==== Records to use ====
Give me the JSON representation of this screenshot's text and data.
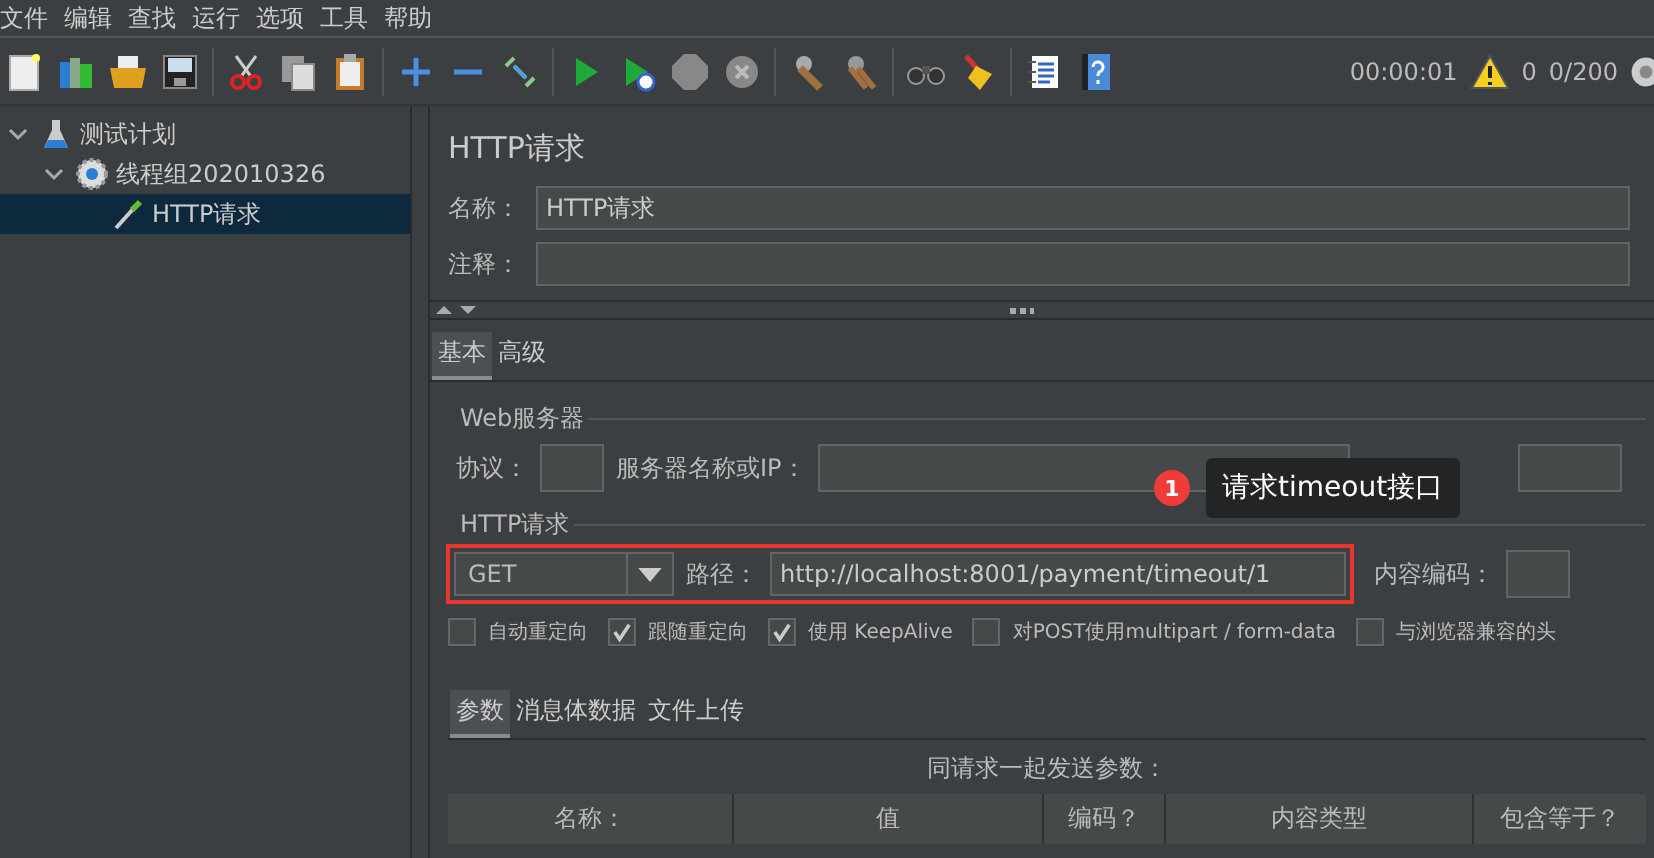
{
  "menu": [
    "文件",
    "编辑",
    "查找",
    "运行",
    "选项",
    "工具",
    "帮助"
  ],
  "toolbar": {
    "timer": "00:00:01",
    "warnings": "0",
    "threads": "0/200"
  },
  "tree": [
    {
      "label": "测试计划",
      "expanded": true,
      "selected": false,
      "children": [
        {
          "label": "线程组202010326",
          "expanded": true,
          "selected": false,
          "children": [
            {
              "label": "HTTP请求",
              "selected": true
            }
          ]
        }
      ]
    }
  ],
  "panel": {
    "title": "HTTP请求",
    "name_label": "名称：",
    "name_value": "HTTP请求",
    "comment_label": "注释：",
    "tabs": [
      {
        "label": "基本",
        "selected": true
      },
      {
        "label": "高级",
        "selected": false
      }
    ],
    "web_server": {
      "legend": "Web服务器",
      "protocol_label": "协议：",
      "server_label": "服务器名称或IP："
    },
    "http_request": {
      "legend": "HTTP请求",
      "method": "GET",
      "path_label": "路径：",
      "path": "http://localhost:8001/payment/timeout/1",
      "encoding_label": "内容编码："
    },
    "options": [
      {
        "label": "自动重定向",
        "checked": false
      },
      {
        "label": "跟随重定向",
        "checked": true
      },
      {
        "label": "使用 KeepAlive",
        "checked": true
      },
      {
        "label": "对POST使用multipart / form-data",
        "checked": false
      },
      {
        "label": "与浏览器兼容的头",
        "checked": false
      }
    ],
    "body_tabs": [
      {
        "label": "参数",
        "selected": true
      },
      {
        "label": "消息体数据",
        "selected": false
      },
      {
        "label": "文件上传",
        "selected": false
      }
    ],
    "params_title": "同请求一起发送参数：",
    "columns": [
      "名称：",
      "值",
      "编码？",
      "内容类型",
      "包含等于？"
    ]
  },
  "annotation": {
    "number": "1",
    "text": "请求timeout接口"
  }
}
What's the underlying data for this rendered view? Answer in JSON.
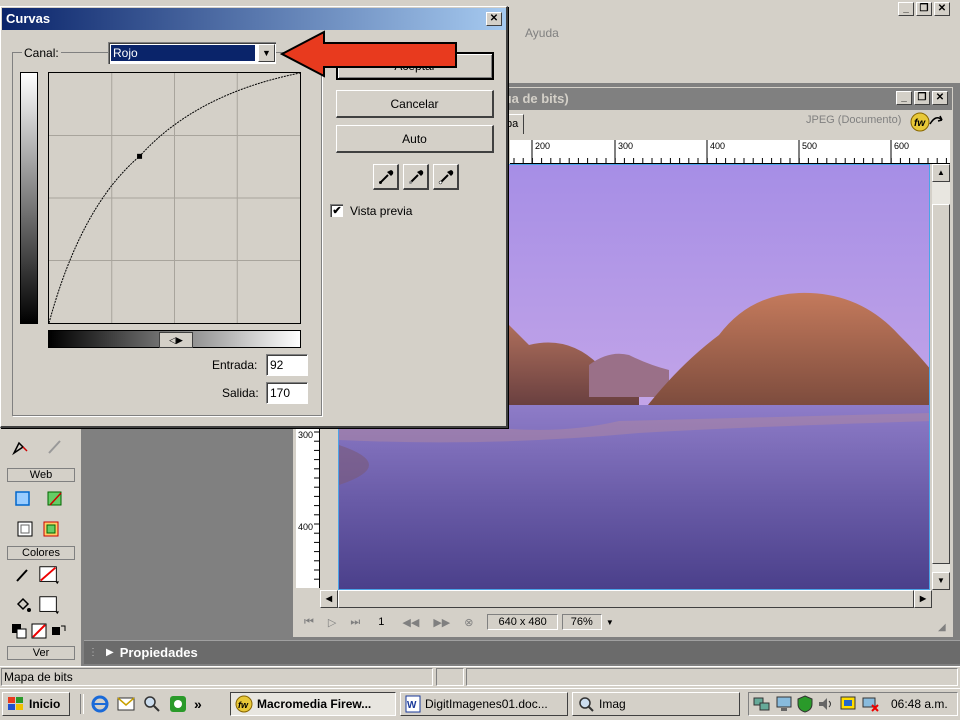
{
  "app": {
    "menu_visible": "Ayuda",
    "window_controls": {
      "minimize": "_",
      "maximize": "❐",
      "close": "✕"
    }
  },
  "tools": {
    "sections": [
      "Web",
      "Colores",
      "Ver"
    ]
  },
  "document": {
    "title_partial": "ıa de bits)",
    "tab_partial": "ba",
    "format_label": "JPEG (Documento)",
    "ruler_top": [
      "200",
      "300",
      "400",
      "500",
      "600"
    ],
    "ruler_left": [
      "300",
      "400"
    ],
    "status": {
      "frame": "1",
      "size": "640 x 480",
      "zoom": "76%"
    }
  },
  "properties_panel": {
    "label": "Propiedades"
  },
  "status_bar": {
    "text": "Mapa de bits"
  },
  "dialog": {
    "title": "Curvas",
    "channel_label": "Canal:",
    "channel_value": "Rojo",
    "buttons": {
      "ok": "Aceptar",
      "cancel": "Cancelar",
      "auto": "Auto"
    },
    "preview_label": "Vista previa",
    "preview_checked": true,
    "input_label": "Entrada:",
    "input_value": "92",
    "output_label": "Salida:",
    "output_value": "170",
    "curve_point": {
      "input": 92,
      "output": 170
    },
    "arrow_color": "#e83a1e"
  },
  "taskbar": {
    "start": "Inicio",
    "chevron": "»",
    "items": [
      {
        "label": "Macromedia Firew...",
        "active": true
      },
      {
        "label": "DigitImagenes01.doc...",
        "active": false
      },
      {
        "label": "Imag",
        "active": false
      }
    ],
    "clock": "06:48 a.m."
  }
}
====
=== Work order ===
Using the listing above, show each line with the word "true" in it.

=== Response area ===
      "expanded": true,
          "expanded": true,
              "selected": true
        "selected": true
        "checked": true
        "checked": true
        "selected": true
    "preview_checked": true,
        "active": true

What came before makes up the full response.